Helga Van Miegroet, Utah State University, Ecology Center

Water Seminar: Spring 2014

If you’re looking to soak up as much amazing knowledge as possible this spring, you’re in luck, as we have a veritable flood of seminars and guest talks lined up for your enjoyment.

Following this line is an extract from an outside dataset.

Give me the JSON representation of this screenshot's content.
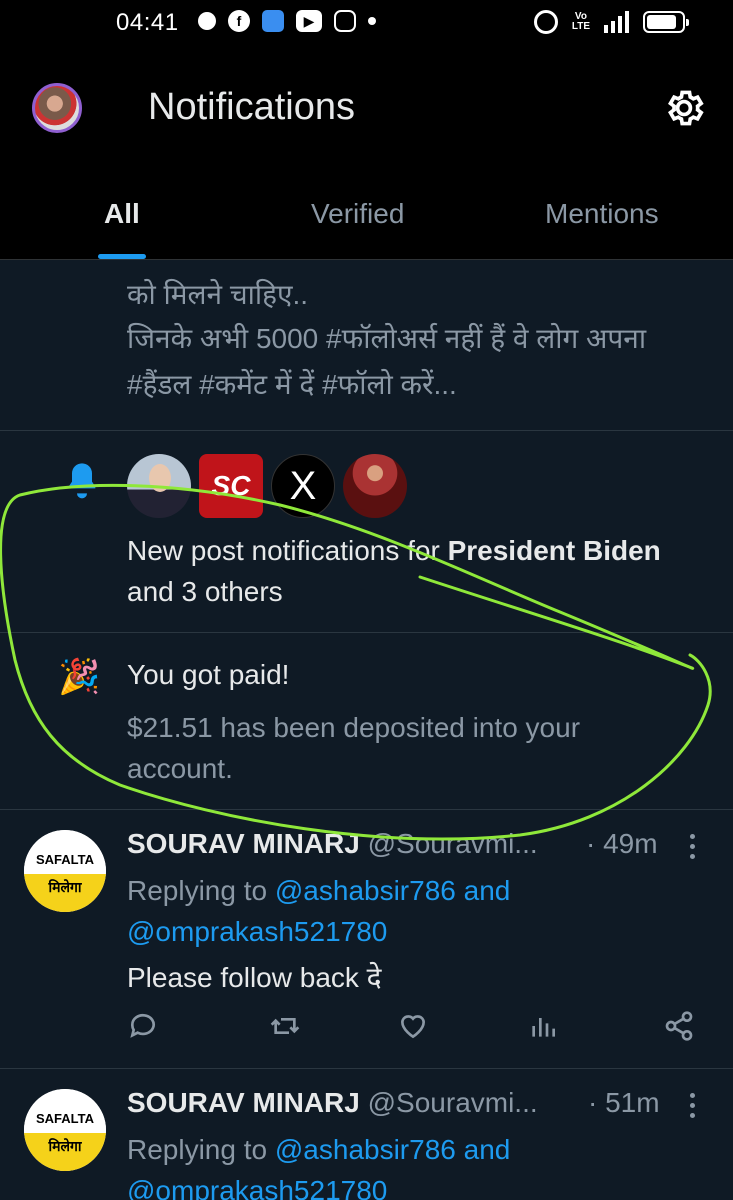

Among the offerings this quarter is the long-running Water Seminar (ESRM 429/SEFS529), which is held on Tuesday mornings from 8:30-9:30 a.m. in Mary Gates Hall, Room 389.

The talks are open to the public, so take a look at the schedule below and see which topics whet your intellectual appetite! (Our apologies for posting too late for you to make the first talk.)

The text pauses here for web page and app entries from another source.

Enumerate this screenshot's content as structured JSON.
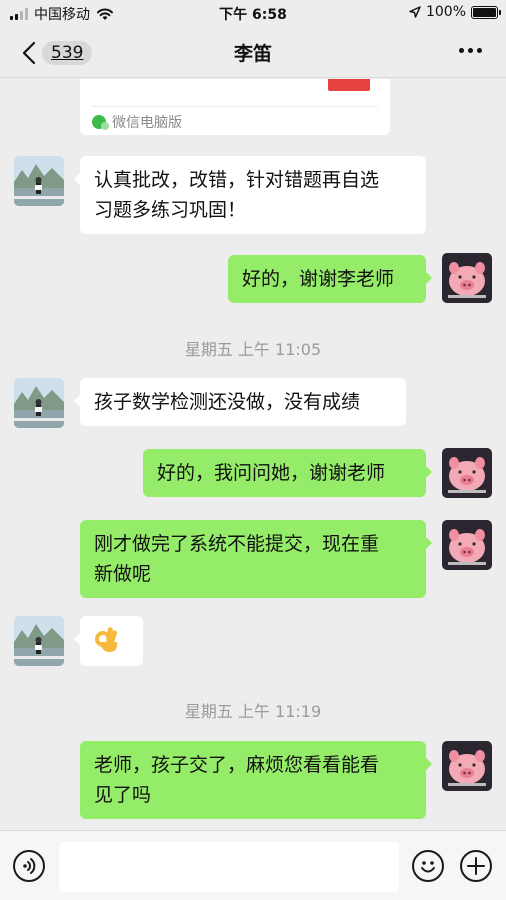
{
  "status_bar": {
    "carrier": "中国移动",
    "time": "下午 6:58",
    "battery_text": "100%",
    "battery_level": 1.0
  },
  "nav": {
    "back_count": "539",
    "title": "李笛"
  },
  "partial_card": {
    "source": "微信电脑版"
  },
  "messages": [
    {
      "from": "contact",
      "text_line1": "认真批改，改错，针对错题再自选",
      "text_line2": "习题多练习巩固！"
    },
    {
      "from": "me",
      "text": "好的，谢谢李老师"
    },
    {
      "type": "timestamp",
      "text": "星期五 上午 11:05"
    },
    {
      "from": "contact",
      "text": "孩子数学检测还没做，没有成绩"
    },
    {
      "from": "me",
      "text": "好的，我问问她，谢谢老师"
    },
    {
      "from": "me",
      "text_line1": "刚才做完了系统不能提交，现在重",
      "text_line2": "新做呢"
    },
    {
      "from": "contact",
      "text": "👌"
    },
    {
      "type": "timestamp",
      "text": "星期五 上午 11:19"
    },
    {
      "from": "me",
      "text_line1": "老师，孩子交了，麻烦您看看能看",
      "text_line2": "见了吗"
    }
  ],
  "colors": {
    "background": "#ededed",
    "bubble_out": "#95ec69",
    "bubble_in": "#ffffff",
    "timestamp": "#9b9b9b"
  },
  "icons": {
    "back": "chevron-left-icon",
    "more": "ellipsis-icon",
    "voice": "voice-icon",
    "emoji": "smiley-icon",
    "plus": "plus-icon"
  }
}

Schedule

April 1
“Science, public policy and society: Experiences in river conservation and restoration”
Tom O’Keefe
Pacific Northwest Stewardship Director
American Whitewater Association

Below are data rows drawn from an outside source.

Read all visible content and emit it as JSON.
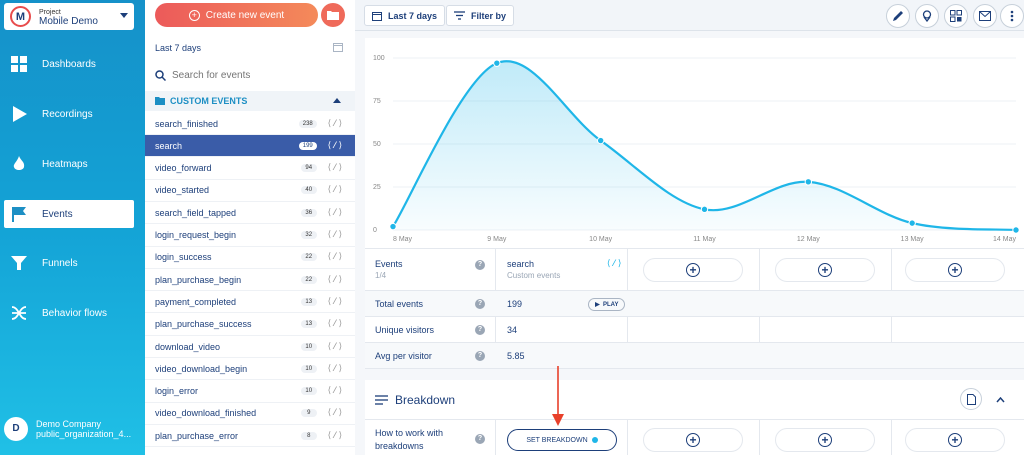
{
  "nav": {
    "project": {
      "label": "Project",
      "name": "Mobile Demo",
      "initial": "M"
    },
    "items": [
      {
        "label": "Dashboards",
        "icon": "grid-icon"
      },
      {
        "label": "Recordings",
        "icon": "play-icon"
      },
      {
        "label": "Heatmaps",
        "icon": "flame-icon"
      },
      {
        "label": "Events",
        "icon": "flag-icon",
        "active": true
      },
      {
        "label": "Funnels",
        "icon": "funnel-icon"
      },
      {
        "label": "Behavior flows",
        "icon": "flows-icon"
      }
    ],
    "company": {
      "initial": "D",
      "name": "Demo Company",
      "org": "public_organization_4..."
    }
  },
  "events_panel": {
    "create_label": "Create new event",
    "range_label": "Last 7 days",
    "search_placeholder": "Search for events",
    "section_label": "CUSTOM EVENTS",
    "events": [
      {
        "name": "search_finished",
        "count": "238"
      },
      {
        "name": "search",
        "count": "199",
        "selected": true
      },
      {
        "name": "video_forward",
        "count": "94"
      },
      {
        "name": "video_started",
        "count": "40"
      },
      {
        "name": "search_field_tapped",
        "count": "36"
      },
      {
        "name": "login_request_begin",
        "count": "32"
      },
      {
        "name": "login_success",
        "count": "22"
      },
      {
        "name": "plan_purchase_begin",
        "count": "22"
      },
      {
        "name": "payment_completed",
        "count": "13"
      },
      {
        "name": "plan_purchase_success",
        "count": "13"
      },
      {
        "name": "download_video",
        "count": "10"
      },
      {
        "name": "video_download_begin",
        "count": "10"
      },
      {
        "name": "login_error",
        "count": "10"
      },
      {
        "name": "video_download_finished",
        "count": "9"
      },
      {
        "name": "plan_purchase_error",
        "count": "8"
      }
    ],
    "code_glyph": "⟨/⟩"
  },
  "toolbar": {
    "range": "Last 7 days",
    "filter": "Filter by"
  },
  "chart_data": {
    "type": "area",
    "x": [
      "8 May",
      "9 May",
      "10 May",
      "11 May",
      "12 May",
      "13 May",
      "14 May"
    ],
    "series": [
      {
        "values": [
          2,
          97,
          52,
          12,
          28,
          4,
          0
        ]
      }
    ],
    "yticks": [
      0,
      25,
      50,
      75,
      100
    ],
    "ylim": [
      0,
      100
    ],
    "color": "#1fb6e8"
  },
  "table": {
    "events_label": "Events",
    "events_sub": "1/4",
    "event_name": "search",
    "event_type": "Custom events",
    "code_glyph": "⟨/⟩",
    "rows": [
      {
        "label": "Total events",
        "value": "199"
      },
      {
        "label": "Unique visitors",
        "value": "34"
      },
      {
        "label": "Avg per visitor",
        "value": "5.85"
      }
    ],
    "play_label": "PLAY",
    "help_glyph": "?"
  },
  "breakdown": {
    "title": "Breakdown",
    "how_to_line1": "How to work with",
    "how_to_line2": "breakdowns",
    "set_label": "SET BREAKDOWN"
  },
  "colors": {
    "accent": "#1fb6e8",
    "navy": "#1d3f7a",
    "annotation": "#e8402a"
  }
}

April 8           
“Assessing land use effects and regulatory effectiveness on streams in rural watersheds of King County, WA”
Gino Lucchetti
Environmental Scientist
King County

April 15
“Mythbusters: Challenging commonly held beliefs in stream restoration”
Jen O’Neal
Project Manager/Fish Biologist
TetraTech

April 22
“Pacific Northwest beavers are a lot like you: a little different”
Ben Dittbrenner
UW Ph.D. student

April 29
Film: History of Water
Terje Tvedt – Norwegian series

May 6
“Regional assessments of floodplains in the Puget Sound basin”
Chris Konrad
Research Hydrologist
USGS Tacoma

May 13
“Levee setbacks and removals in urban and rural rivers of King County”
Sarah McCarthy and Josh Latterell
Senior Ecologists, Green and White River Basins, River and Floodplain Management Section King County Water and Land Resources Division

May 20
“Fish passage through culverts: Considerations for design and evaluation”
Martin Fox
Fisheries Biologist
Muckleshoot Tribe

May 27
“River Restoration for a Changing Climate”
Tim Beechie
Research Scientist
Watershed Program, NOAA/NMFS

June 3
“Stream temperature: It’s not just another number”
Ashley Steel
Supervisory Statistician/Quantitative Ecologist
USFS, Seattle

The Water Seminar: Water, Soils and Watersheds

Water Seminar 2013We’re already four weeks into the Water Seminar and Environmental Science and Resource Management Seminar series (ESRM 429), but there are still six presentations remaining, starting this Tuesday, February 5! The focus this Winter Quarter is “Water, Soils and Watersheds,” and the presenters represent outside partners as well as several schools within the College of the Environment and broader university community.

The seminars are open to the public and are held Tuesday mornings from 8:30 to 9:20 a.m. in Anderson 223. So mark your calendars for the dates below!

(Contact SEFS Professor Darlene Zabowski or Lynn Khuat with questions about the seminars.)

February 5
How Watershed Complexity Promotes Sustainability of Freshwater Resources to People and Wildlife
Daniel Schindler, SAFS/Department of Biology

February 12
Serving Multiple Ends: Water and Urban Design
Nancy Rottle, Landscape Architecture

February 19
Sustained Productivity Along Subarctic River Systems Explained by Biological Nitrogen Fixation
Tom DeLuca, SEFS Director

February 26
What New Learning Tells Us About the Efficacy of Riparian Forest Practice Regulations
Kevin Ceder and Mark Teply, Cramer Fish Sciences

March 5
Tsunami Impacts Past and Present: Water Where It isn’t Wanted
Jody Bourgeois, Earth & Space Sciences

March 12
Brightwater: A Wastewater Treatment System for the Future
Stan Hummel, King County